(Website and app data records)
BEGIN

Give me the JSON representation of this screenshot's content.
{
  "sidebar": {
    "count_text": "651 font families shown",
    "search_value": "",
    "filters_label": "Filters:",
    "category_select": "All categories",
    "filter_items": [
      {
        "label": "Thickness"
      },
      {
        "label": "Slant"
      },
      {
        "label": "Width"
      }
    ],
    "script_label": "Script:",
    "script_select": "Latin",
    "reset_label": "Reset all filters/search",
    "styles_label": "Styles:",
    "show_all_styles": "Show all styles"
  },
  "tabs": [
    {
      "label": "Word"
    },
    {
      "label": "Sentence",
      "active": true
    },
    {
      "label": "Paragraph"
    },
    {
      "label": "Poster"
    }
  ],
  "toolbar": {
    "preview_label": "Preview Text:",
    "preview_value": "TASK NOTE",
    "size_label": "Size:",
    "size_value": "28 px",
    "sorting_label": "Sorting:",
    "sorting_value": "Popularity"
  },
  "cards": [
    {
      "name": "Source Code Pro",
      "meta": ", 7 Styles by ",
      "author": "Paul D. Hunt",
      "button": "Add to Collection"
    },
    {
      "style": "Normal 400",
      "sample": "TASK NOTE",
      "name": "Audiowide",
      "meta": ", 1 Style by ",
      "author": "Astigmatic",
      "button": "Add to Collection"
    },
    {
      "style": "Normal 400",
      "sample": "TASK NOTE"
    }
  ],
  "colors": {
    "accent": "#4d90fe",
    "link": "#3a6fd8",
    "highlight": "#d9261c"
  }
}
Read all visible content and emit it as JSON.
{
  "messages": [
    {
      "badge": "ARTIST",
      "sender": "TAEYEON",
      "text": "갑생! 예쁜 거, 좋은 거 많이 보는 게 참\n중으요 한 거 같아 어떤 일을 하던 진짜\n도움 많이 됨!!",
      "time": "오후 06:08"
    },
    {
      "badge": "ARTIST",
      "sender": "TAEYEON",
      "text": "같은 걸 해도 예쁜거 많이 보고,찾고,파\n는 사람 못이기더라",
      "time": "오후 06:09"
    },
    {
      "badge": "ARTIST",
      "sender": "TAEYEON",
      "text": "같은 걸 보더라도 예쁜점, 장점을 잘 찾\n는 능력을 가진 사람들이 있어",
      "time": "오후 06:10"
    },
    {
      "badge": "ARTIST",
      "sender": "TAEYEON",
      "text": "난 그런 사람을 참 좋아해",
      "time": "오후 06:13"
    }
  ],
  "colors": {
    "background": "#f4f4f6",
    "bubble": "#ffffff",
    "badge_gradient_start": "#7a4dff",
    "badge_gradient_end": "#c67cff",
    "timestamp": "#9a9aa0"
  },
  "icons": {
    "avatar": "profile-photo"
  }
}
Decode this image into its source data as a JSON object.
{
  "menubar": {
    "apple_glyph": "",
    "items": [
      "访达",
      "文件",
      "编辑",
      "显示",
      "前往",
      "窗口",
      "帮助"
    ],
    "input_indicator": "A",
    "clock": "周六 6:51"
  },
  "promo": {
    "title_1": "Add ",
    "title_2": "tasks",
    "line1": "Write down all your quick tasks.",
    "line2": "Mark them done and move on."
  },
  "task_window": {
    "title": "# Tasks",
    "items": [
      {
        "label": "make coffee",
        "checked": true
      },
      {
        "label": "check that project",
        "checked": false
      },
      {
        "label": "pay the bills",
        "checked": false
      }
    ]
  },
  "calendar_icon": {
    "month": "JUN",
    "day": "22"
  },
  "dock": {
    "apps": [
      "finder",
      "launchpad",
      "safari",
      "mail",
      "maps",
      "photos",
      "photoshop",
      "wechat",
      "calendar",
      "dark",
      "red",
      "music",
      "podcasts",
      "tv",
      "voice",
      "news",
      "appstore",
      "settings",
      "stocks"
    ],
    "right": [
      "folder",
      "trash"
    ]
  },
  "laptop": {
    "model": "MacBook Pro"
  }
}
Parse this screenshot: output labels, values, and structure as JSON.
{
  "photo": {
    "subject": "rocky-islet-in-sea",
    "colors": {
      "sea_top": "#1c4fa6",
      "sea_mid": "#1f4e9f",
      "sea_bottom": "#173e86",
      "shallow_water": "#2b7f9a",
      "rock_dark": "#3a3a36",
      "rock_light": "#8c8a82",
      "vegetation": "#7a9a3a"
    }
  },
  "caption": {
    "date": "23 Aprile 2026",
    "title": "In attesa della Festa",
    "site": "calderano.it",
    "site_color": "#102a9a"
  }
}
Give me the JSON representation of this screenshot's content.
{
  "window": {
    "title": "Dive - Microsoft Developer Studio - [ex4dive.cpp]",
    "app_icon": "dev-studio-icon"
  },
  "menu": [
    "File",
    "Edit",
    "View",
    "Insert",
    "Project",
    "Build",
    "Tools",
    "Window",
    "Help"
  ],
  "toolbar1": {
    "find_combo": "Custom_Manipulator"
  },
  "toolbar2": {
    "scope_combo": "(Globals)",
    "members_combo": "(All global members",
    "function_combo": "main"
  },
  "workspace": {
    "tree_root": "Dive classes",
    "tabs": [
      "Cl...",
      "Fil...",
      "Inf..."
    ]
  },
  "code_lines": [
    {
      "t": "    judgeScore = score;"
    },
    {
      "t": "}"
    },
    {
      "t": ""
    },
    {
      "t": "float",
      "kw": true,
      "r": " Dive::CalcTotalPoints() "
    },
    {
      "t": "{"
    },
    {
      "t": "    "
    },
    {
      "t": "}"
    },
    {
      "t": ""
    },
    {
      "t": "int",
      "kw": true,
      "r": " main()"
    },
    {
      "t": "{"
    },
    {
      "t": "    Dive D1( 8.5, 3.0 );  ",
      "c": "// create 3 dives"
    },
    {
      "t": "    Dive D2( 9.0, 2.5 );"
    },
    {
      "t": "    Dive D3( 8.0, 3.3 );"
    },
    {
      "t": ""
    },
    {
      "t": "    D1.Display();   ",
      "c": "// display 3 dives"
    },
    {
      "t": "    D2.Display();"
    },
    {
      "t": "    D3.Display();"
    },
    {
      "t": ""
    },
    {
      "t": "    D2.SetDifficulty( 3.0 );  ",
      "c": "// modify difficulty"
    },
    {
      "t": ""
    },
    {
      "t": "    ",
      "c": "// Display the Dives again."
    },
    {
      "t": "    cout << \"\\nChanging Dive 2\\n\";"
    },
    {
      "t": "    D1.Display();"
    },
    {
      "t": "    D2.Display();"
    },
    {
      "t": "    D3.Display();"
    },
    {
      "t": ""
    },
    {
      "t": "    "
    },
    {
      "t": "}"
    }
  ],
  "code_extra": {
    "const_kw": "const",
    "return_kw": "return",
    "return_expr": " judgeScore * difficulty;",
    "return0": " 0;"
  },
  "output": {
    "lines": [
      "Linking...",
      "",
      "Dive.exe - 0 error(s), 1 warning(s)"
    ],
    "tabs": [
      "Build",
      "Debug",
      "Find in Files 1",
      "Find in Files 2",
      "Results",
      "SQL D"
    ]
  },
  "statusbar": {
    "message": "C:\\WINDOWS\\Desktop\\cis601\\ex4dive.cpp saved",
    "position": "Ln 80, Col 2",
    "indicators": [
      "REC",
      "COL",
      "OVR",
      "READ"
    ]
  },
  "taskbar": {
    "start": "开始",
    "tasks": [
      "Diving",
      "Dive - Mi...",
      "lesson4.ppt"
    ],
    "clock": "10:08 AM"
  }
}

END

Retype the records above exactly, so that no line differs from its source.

Give me the JSON representation of this screenshot's content.
{
  "sidebar": {
    "count_text": "651 font families shown",
    "search_value": "",
    "filters_label": "Filters:",
    "category_select": "All categories",
    "filter_items": [
      {
        "label": "Thickness"
      },
      {
        "label": "Slant"
      },
      {
        "label": "Width"
      }
    ],
    "script_label": "Script:",
    "script_select": "Latin",
    "reset_label": "Reset all filters/search",
    "styles_label": "Styles:",
    "show_all_styles": "Show all styles"
  },
  "tabs": [
    {
      "label": "Word"
    },
    {
      "label": "Sentence",
      "active": true
    },
    {
      "label": "Paragraph"
    },
    {
      "label": "Poster"
    }
  ],
  "toolbar": {
    "preview_label": "Preview Text:",
    "preview_value": "TASK NOTE",
    "size_label": "Size:",
    "size_value": "28 px",
    "sorting_label": "Sorting:",
    "sorting_value": "Popularity"
  },
  "cards": [
    {
      "name": "Source Code Pro",
      "meta": ", 7 Styles by ",
      "author": "Paul D. Hunt",
      "button": "Add to Collection"
    },
    {
      "style": "Normal 400",
      "sample": "TASK NOTE",
      "name": "Audiowide",
      "meta": ", 1 Style by ",
      "author": "Astigmatic",
      "button": "Add to Collection"
    },
    {
      "style": "Normal 400",
      "sample": "TASK NOTE"
    }
  ],
  "colors": {
    "accent": "#4d90fe",
    "link": "#3a6fd8",
    "highlight": "#d9261c"
  }
}
Read all visible content and emit it as JSON.
{
  "messages": [
    {
      "badge": "ARTIST",
      "sender": "TAEYEON",
      "text": "갑생! 예쁜 거, 좋은 거 많이 보는 게 참\n중으요 한 거 같아 어떤 일을 하던 진짜\n도움 많이 됨!!",
      "time": "오후 06:08"
    },
    {
      "badge": "ARTIST",
      "sender": "TAEYEON",
      "text": "같은 걸 해도 예쁜거 많이 보고,찾고,파\n는 사람 못이기더라",
      "time": "오후 06:09"
    },
    {
      "badge": "ARTIST",
      "sender": "TAEYEON",
      "text": "같은 걸 보더라도 예쁜점, 장점을 잘 찾\n는 능력을 가진 사람들이 있어",
      "time": "오후 06:10"
    },
    {
      "badge": "ARTIST",
      "sender": "TAEYEON",
      "text": "난 그런 사람을 참 좋아해",
      "time": "오후 06:13"
    }
  ],
  "colors": {
    "background": "#f4f4f6",
    "bubble": "#ffffff",
    "badge_gradient_start": "#7a4dff",
    "badge_gradient_end": "#c67cff",
    "timestamp": "#9a9aa0"
  },
  "icons": {
    "avatar": "profile-photo"
  }
}
Decode this image into its source data as a JSON object.
{
  "menubar": {
    "apple_glyph": "",
    "items": [
      "访达",
      "文件",
      "编辑",
      "显示",
      "前往",
      "窗口",
      "帮助"
    ],
    "input_indicator": "A",
    "clock": "周六 6:51"
  },
  "promo": {
    "title_1": "Add ",
    "title_2": "tasks",
    "line1": "Write down all your quick tasks.",
    "line2": "Mark them done and move on."
  },
  "task_window": {
    "title": "# Tasks",
    "items": [
      {
        "label": "make coffee",
        "checked": true
      },
      {
        "label": "check that project",
        "checked": false
      },
      {
        "label": "pay the bills",
        "checked": false
      }
    ]
  },
  "calendar_icon": {
    "month": "JUN",
    "day": "22"
  },
  "dock": {
    "apps": [
      "finder",
      "launchpad",
      "safari",
      "mail",
      "maps",
      "photos",
      "photoshop",
      "wechat",
      "calendar",
      "dark",
      "red",
      "music",
      "podcasts",
      "tv",
      "voice",
      "news",
      "appstore",
      "settings",
      "stocks"
    ],
    "right": [
      "folder",
      "trash"
    ]
  },
  "laptop": {
    "model": "MacBook Pro"
  }
}
Parse this screenshot: output labels, values, and structure as JSON.
{
  "photo": {
    "subject": "rocky-islet-in-sea",
    "colors": {
      "sea_top": "#1c4fa6",
      "sea_mid": "#1f4e9f",
      "sea_bottom": "#173e86",
      "shallow_water": "#2b7f9a",
      "rock_dark": "#3a3a36",
      "rock_light": "#8c8a82",
      "vegetation": "#7a9a3a"
    }
  },
  "caption": {
    "date": "23 Aprile 2026",
    "title": "In attesa della Festa",
    "site": "calderano.it",
    "site_color": "#102a9a"
  }
}
Give me the JSON representation of this screenshot's content.
{
  "window": {
    "title": "Dive - Microsoft Developer Studio - [ex4dive.cpp]",
    "app_icon": "dev-studio-icon"
  },
  "menu": [
    "File",
    "Edit",
    "View",
    "Insert",
    "Project",
    "Build",
    "Tools",
    "Window",
    "Help"
  ],
  "toolbar1": {
    "find_combo": "Custom_Manipulator"
  },
  "toolbar2": {
    "scope_combo": "(Globals)",
    "members_combo": "(All global members",
    "function_combo": "main"
  },
  "workspace": {
    "tree_root": "Dive classes",
    "tabs": [
      "Cl...",
      "Fil...",
      "Inf..."
    ]
  },
  "code_lines": [
    {
      "t": "    judgeScore = score;"
    },
    {
      "t": "}"
    },
    {
      "t": ""
    },
    {
      "t": "float",
      "kw": true,
      "r": " Dive::CalcTotalPoints() "
    },
    {
      "t": "{"
    },
    {
      "t": "    "
    },
    {
      "t": "}"
    },
    {
      "t": ""
    },
    {
      "t": "int",
      "kw": true,
      "r": " main()"
    },
    {
      "t": "{"
    },
    {
      "t": "    Dive D1( 8.5, 3.0 );  ",
      "c": "// create 3 dives"
    },
    {
      "t": "    Dive D2( 9.0, 2.5 );"
    },
    {
      "t": "    Dive D3( 8.0, 3.3 );"
    },
    {
      "t": ""
    },
    {
      "t": "    D1.Display();   ",
      "c": "// display 3 dives"
    },
    {
      "t": "    D2.Display();"
    },
    {
      "t": "    D3.Display();"
    },
    {
      "t": ""
    },
    {
      "t": "    D2.SetDifficulty( 3.0 );  ",
      "c": "// modify difficulty"
    },
    {
      "t": ""
    },
    {
      "t": "    ",
      "c": "// Display the Dives again."
    },
    {
      "t": "    cout << \"\\nChanging Dive 2\\n\";"
    },
    {
      "t": "    D1.Display();"
    },
    {
      "t": "    D2.Display();"
    },
    {
      "t": "    D3.Display();"
    },
    {
      "t": ""
    },
    {
      "t": "    "
    },
    {
      "t": "}"
    }
  ],
  "code_extra": {
    "const_kw": "const",
    "return_kw": "return",
    "return_expr": " judgeScore * difficulty;",
    "return0": " 0;"
  },
  "output": {
    "lines": [
      "Linking...",
      "",
      "Dive.exe - 0 error(s), 1 warning(s)"
    ],
    "tabs": [
      "Build",
      "Debug",
      "Find in Files 1",
      "Find in Files 2",
      "Results",
      "SQL D"
    ]
  },
  "statusbar": {
    "message": "C:\\WINDOWS\\Desktop\\cis601\\ex4dive.cpp saved",
    "position": "Ln 80, Col 2",
    "indicators": [
      "REC",
      "COL",
      "OVR",
      "READ"
    ]
  },
  "taskbar": {
    "start": "开始",
    "tasks": [
      "Diving",
      "Dive - Mi...",
      "lesson4.ppt"
    ],
    "clock": "10:08 AM"
  }
}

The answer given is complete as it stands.